| TASK |
Copy all lines containing the string "data" from the records below.

| SUPPLIED RECORDS |
•••••
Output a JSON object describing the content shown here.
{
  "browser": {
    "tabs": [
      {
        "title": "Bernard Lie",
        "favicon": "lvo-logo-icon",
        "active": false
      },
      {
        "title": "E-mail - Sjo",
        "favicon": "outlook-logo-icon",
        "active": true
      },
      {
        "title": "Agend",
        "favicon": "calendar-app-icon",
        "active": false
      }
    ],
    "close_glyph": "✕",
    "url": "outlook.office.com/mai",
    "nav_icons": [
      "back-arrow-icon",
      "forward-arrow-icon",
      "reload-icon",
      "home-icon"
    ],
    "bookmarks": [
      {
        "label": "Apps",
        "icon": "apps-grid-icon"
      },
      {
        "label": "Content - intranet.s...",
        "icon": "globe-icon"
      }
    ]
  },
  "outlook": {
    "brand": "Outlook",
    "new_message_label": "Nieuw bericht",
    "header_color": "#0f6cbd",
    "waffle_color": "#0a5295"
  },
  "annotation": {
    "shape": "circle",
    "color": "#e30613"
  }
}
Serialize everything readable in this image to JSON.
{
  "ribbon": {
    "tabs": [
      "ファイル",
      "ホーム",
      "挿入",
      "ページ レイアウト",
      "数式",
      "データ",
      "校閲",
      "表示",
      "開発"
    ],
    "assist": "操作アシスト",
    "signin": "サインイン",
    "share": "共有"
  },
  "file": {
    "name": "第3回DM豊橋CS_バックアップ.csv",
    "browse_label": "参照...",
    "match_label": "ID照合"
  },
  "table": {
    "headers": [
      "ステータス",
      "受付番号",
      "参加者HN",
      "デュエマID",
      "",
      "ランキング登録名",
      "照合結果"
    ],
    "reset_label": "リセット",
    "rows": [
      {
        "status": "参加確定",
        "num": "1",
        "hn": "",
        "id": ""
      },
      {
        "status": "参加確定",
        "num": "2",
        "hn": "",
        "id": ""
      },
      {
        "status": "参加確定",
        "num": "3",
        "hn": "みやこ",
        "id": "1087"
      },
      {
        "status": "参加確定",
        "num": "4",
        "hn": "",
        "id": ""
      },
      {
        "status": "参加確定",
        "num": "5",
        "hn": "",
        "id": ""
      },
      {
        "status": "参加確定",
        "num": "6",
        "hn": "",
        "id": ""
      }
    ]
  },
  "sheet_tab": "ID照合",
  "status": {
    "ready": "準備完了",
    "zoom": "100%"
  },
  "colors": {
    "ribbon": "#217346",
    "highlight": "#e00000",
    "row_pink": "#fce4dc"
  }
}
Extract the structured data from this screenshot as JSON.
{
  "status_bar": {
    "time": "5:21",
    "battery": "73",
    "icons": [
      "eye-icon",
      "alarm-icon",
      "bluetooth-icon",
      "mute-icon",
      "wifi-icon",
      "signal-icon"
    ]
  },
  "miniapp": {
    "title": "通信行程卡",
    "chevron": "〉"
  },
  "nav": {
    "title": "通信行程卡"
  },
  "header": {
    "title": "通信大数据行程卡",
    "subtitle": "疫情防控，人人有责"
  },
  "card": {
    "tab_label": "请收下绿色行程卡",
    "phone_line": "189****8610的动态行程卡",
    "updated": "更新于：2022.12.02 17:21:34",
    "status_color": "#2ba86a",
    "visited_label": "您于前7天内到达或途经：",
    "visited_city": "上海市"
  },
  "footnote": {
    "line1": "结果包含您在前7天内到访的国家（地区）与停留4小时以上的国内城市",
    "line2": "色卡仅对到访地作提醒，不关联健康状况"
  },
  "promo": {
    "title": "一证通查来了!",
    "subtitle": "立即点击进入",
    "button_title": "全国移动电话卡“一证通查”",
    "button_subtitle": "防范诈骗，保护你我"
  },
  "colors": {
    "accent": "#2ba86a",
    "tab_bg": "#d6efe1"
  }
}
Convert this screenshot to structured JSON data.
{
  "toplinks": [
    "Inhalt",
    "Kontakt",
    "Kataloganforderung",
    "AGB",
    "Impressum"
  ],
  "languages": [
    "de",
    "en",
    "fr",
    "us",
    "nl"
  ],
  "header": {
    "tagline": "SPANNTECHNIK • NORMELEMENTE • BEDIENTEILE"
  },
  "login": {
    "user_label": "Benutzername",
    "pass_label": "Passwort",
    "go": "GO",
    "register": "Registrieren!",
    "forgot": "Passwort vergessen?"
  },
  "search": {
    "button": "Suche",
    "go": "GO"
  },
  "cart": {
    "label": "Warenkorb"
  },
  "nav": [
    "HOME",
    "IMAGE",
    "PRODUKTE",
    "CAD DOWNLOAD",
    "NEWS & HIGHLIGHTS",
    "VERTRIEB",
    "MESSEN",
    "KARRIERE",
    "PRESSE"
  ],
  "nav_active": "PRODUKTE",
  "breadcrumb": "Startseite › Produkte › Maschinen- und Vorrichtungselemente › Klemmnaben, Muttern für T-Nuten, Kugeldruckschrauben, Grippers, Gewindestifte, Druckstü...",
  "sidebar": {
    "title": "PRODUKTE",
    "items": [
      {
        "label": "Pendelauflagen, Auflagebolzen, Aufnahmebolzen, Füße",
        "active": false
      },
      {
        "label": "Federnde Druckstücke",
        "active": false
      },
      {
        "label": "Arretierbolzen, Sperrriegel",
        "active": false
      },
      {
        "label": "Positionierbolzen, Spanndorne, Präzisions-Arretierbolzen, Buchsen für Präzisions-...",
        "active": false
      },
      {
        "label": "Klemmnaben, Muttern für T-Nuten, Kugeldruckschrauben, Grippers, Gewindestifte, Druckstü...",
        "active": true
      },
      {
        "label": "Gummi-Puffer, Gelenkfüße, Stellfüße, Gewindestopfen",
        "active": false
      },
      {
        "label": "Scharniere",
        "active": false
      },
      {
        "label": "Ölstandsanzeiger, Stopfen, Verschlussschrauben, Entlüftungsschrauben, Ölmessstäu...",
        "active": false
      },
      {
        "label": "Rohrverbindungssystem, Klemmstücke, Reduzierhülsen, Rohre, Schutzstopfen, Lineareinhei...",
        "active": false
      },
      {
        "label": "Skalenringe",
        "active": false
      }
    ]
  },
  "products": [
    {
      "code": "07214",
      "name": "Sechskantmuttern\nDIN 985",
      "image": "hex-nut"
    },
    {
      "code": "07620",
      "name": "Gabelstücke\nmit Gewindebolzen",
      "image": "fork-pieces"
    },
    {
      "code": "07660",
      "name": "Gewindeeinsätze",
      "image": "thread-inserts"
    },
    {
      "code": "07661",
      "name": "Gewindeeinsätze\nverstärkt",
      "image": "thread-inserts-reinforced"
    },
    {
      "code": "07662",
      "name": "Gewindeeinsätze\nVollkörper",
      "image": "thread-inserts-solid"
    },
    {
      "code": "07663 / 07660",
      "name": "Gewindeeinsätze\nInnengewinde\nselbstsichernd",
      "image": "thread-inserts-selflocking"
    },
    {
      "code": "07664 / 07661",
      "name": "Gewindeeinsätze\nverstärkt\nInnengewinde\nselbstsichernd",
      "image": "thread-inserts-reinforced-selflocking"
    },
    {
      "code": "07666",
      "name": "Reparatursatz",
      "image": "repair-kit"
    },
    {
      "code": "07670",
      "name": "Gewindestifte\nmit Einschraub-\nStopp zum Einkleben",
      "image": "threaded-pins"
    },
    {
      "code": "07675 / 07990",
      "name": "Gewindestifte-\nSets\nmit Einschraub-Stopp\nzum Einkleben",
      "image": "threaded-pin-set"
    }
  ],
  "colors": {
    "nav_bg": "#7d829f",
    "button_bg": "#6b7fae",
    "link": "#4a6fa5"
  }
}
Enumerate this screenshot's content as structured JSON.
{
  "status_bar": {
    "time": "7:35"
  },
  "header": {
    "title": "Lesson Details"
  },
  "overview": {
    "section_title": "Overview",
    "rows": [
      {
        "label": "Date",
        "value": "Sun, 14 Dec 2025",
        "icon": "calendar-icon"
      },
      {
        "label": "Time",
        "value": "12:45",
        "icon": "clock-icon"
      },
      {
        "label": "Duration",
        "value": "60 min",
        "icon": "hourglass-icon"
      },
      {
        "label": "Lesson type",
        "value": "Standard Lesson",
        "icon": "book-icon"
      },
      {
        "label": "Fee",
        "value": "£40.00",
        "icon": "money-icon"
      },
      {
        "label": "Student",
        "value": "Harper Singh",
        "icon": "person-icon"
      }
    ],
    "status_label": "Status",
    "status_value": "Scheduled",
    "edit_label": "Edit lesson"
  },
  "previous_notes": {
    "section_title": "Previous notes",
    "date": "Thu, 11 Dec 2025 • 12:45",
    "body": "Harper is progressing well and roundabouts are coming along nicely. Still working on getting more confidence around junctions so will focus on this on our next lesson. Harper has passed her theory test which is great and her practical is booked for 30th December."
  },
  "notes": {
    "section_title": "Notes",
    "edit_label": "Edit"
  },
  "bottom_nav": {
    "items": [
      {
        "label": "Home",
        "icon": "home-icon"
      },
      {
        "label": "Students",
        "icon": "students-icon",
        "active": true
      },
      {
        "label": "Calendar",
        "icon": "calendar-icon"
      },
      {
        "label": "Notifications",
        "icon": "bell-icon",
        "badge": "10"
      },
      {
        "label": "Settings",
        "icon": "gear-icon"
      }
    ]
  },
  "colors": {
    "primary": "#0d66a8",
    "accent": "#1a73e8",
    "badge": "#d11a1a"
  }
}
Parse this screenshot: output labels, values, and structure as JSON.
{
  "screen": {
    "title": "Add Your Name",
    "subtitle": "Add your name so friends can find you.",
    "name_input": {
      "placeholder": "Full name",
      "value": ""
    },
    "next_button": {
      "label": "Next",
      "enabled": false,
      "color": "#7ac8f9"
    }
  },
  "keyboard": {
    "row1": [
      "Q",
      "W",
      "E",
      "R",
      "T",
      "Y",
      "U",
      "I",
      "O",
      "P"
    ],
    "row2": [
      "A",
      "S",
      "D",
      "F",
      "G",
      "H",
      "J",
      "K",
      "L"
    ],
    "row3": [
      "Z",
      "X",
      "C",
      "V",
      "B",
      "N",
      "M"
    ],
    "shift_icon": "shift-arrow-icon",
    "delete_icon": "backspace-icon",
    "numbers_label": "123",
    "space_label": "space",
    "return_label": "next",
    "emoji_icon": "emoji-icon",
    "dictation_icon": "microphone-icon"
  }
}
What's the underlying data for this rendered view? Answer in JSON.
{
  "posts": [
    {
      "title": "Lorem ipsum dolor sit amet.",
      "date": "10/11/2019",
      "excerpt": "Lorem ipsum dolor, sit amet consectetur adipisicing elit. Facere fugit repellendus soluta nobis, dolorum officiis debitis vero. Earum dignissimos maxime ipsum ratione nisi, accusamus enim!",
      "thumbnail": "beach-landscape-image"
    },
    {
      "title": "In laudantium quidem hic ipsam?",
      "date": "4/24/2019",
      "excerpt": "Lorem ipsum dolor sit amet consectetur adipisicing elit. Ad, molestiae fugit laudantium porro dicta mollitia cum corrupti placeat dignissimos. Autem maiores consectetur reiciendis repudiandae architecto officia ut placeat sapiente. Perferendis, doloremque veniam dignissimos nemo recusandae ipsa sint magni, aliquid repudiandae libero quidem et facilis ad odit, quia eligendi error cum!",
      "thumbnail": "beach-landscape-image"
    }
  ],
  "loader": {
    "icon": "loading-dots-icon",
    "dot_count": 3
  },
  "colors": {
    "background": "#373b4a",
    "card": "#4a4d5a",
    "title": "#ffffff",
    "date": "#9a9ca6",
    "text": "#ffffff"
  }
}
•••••
| EXERCISE ANSWER |
Extract the structured data from this screenshot as JSON.
Convert this screenshot to structured JSON data.
What's the underlying data for this rendered view? Answer in JSON.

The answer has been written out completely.